By 2030, there will be more older Americans needing care and a shortfall of 90,000 physicians, said Morgan Reed, president of App Association and executive director of the Connected Health Initiative. Twenty percent of the population lives in rural America but only 10 percent of physicians practice there, he said.
A declining rural population leads to lack of revenue, which is enough to send some hospitals into a death spiral, said Alan Levine, executive chairman, president and CEO of Ballad Health in Johnson City, Tennessee.
At two of the largest hospitals in Wyoming, Medicare reimburses at 75 percent of the actual cost. This amounts to a large cost shifting to the population that has private insurance, said Tom Glause, commissioner of the Wyoming Department of Insurance.
Deborah Richter, MD, chair of Vermont Healthcare for All, said she, supports the one payer system as embodied in Sanders' Medicare for All plan.
ON THE RECORD
Rural communities have to pay more to recruit and keep physicians, Levine said.
"In each of our practices, we lose for a specialist, we lose anywhere from $150,000 to $200,000 a year for a doctor that we employ," Levine said. "Our system generally has negative operating margins of more than a $100 million a year sustaining physicians in our rural communities."
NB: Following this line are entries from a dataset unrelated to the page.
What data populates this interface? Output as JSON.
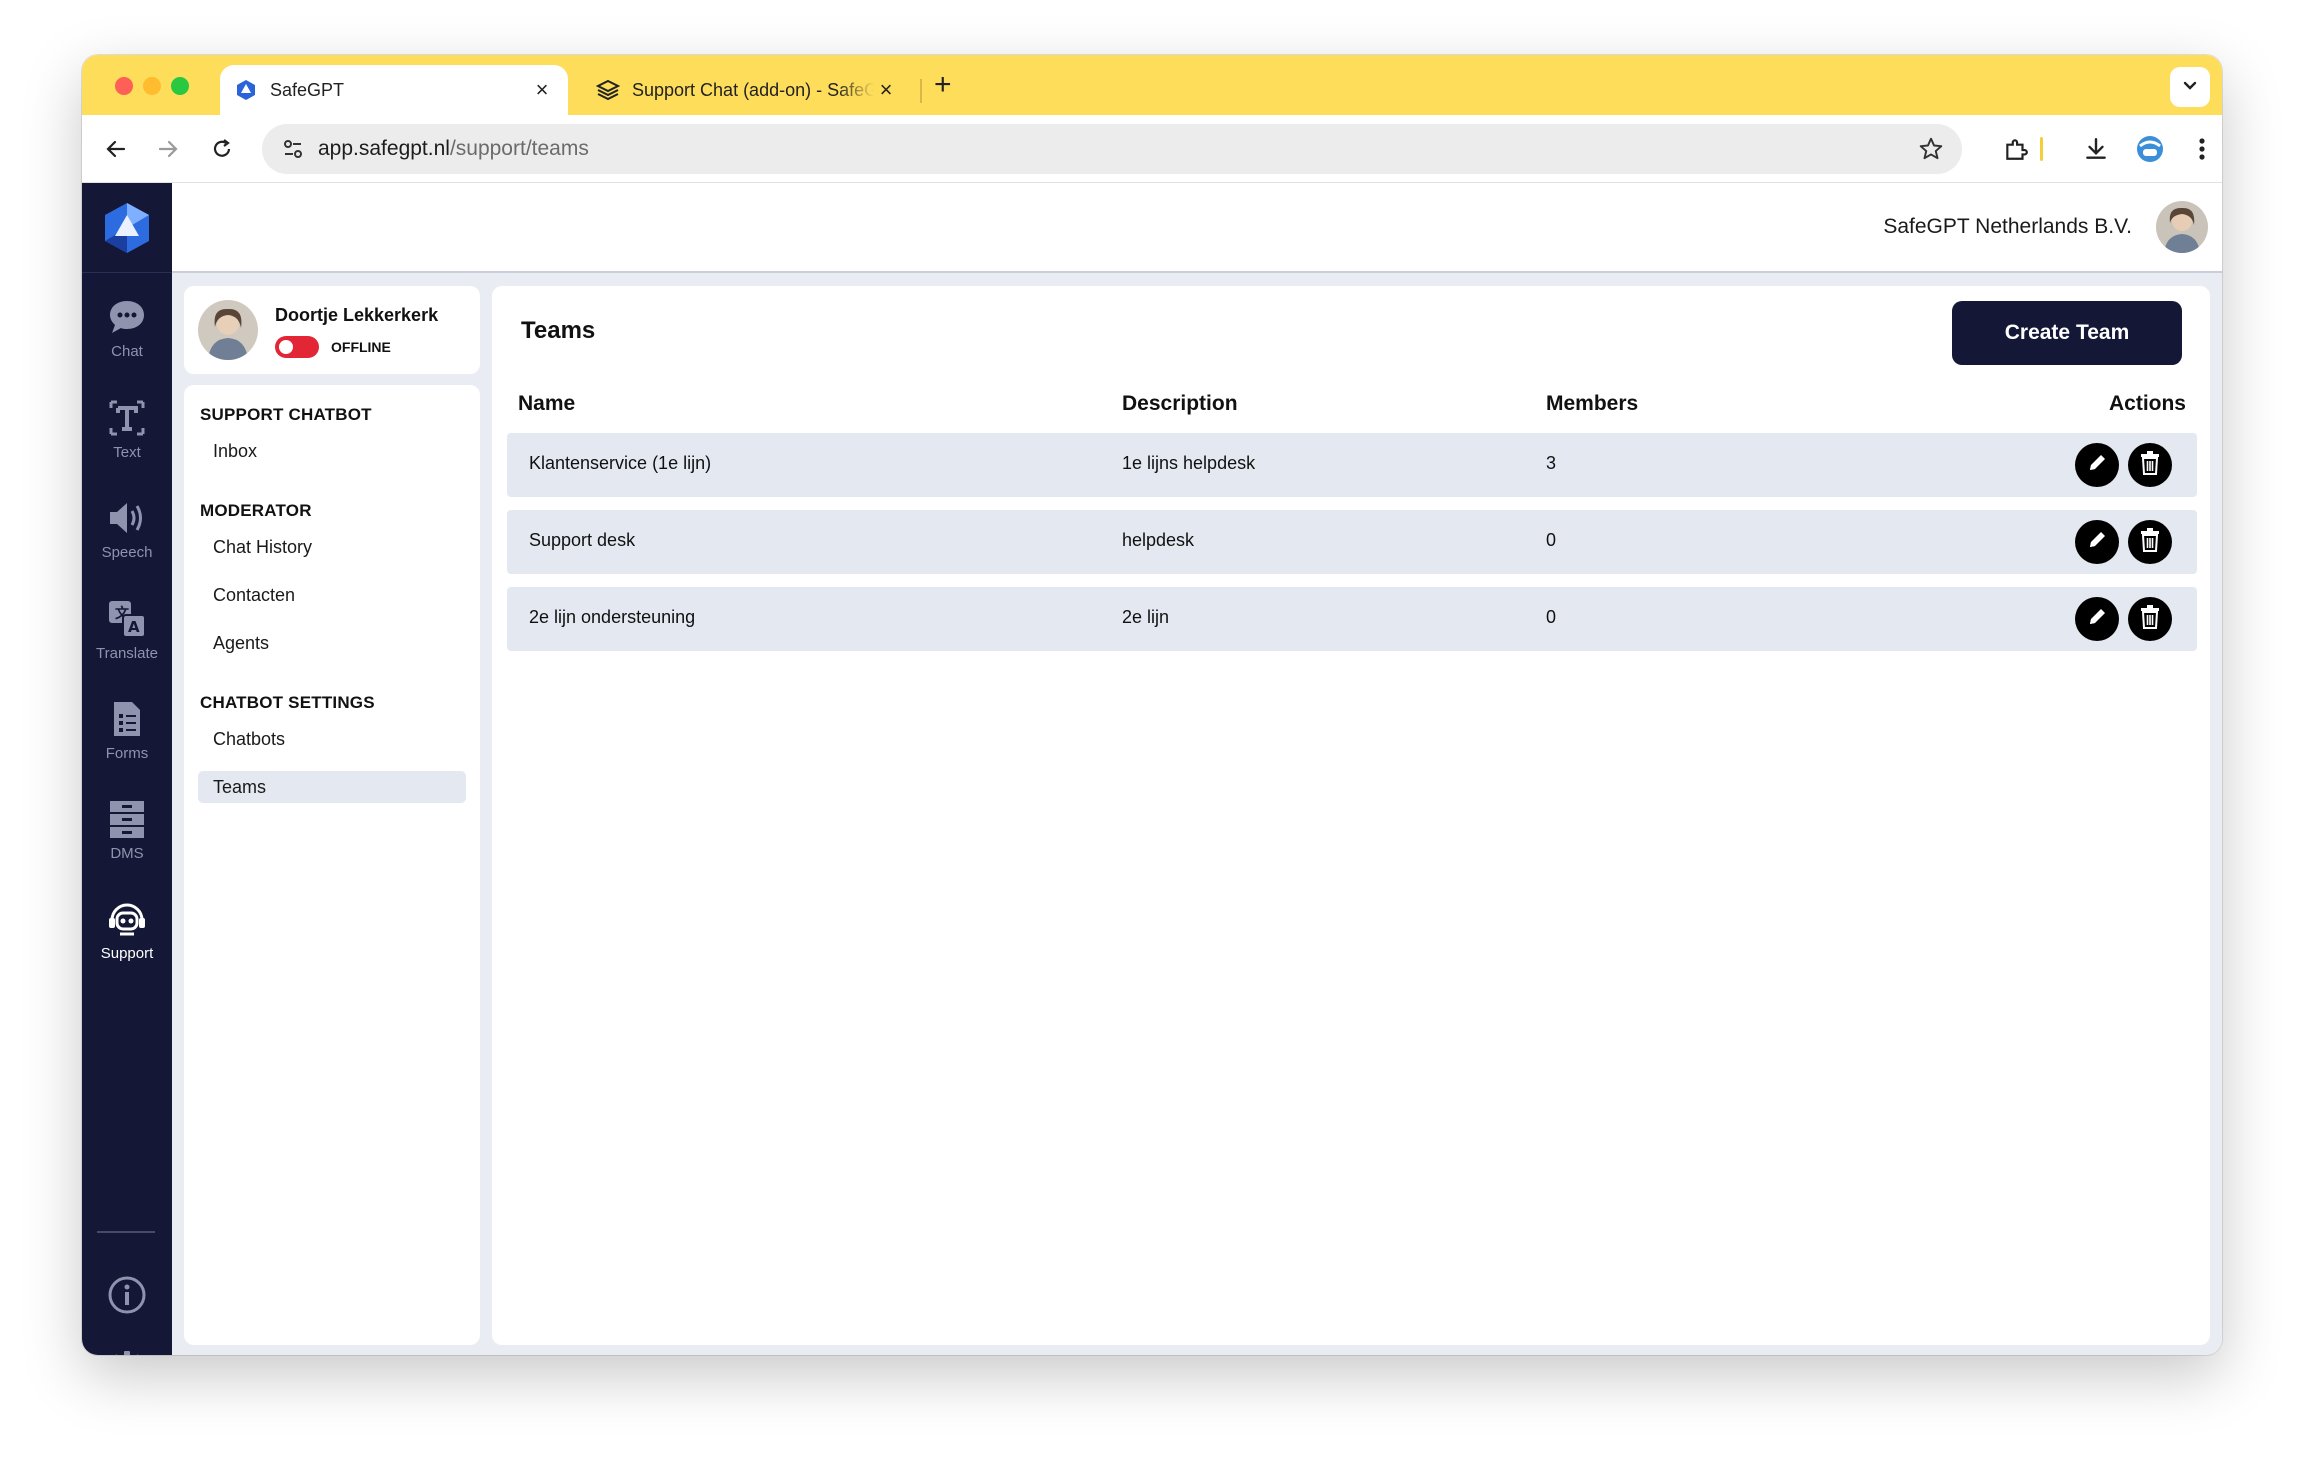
{
  "browser": {
    "tabs": [
      {
        "title": "SafeGPT",
        "favicon": "safegpt-logo-icon",
        "active": true
      },
      {
        "title": "Support Chat (add-on) - SafeGPT",
        "favicon": "stack-icon",
        "active": false
      }
    ],
    "new_tab": "+",
    "close_glyph": "×",
    "url_domain": "app.safegpt.nl",
    "url_path": "/support/teams"
  },
  "header": {
    "organization": "SafeGPT Netherlands B.V."
  },
  "rail": {
    "items": [
      {
        "label": "Chat",
        "icon": "chat-bubble-icon"
      },
      {
        "label": "Text",
        "icon": "text-icon"
      },
      {
        "label": "Speech",
        "icon": "speaker-icon"
      },
      {
        "label": "Translate",
        "icon": "translate-icon"
      },
      {
        "label": "Forms",
        "icon": "form-icon"
      },
      {
        "label": "DMS",
        "icon": "file-cabinet-icon"
      },
      {
        "label": "Support",
        "icon": "support-robot-icon",
        "active": true
      }
    ],
    "bottom_icons": [
      "info-icon",
      "gear-icon"
    ]
  },
  "user": {
    "name": "Doortje Lekkerkerk",
    "status": "OFFLINE",
    "online": false
  },
  "nav": {
    "sections": [
      {
        "title": "SUPPORT CHATBOT",
        "links": [
          "Inbox"
        ]
      },
      {
        "title": "MODERATOR",
        "links": [
          "Chat History",
          "Contacten",
          "Agents"
        ]
      },
      {
        "title": "CHATBOT SETTINGS",
        "links": [
          "Chatbots",
          "Teams"
        ]
      }
    ],
    "active_link": "Teams"
  },
  "main": {
    "title": "Teams",
    "create_button": "Create Team",
    "columns": [
      "Name",
      "Description",
      "Members",
      "Actions"
    ],
    "rows": [
      {
        "name": "Klantenservice (1e lijn)",
        "description": "1e lijns helpdesk",
        "members": "3"
      },
      {
        "name": "Support desk",
        "description": "helpdesk",
        "members": "0"
      },
      {
        "name": "2e lijn ondersteuning",
        "description": "2e lijn",
        "members": "0"
      }
    ]
  },
  "colors": {
    "tabstrip": "#fedd5a",
    "rail": "#141736",
    "row": "#e4e9f1",
    "offline_toggle": "#e32636"
  }
}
Two measures already in the works would help ease the financial situation of rural hospitals. These are reimbursement for digital telehealth and a federal determination over health information blocking that would allow for greater data sharing.
The Centers for Medicare and Medicaid Services this year unbundled Code 99091, representing an important first step to increasing the reimbursement for remote care, as long as the codes reimburse at the level of the amount physicians have to spend, Reed said.
Senator Tim Kaine of Virginia said there are bills pending to allow for more telehealth services.
Secondly, a report on health information blocking from the Office of the National Coordinator for Health Information Technology was moved to the Office of Management and Budget on September 17. The ONC is expected to issue a rule on the interference of the exchange of electronic health information that rural providers hope will allow them to more easily share data.
Rural hospitals need data of what's working and what's not, Reed said.
"We don't have access to data," he said.
When data is shared it can be used for predictive analytics to know what the costs are going to be, Levine said.
Nothing is more frustrating for the CEO of a health system than being unable to say what a procedure is going to cost, he said. The problem for rural providers is that, even with the insured population, many patients are unable to pay the biggest part of their out-of-pocket healthcare costs.
"Unfortunately, we're having to eat that," Levine said.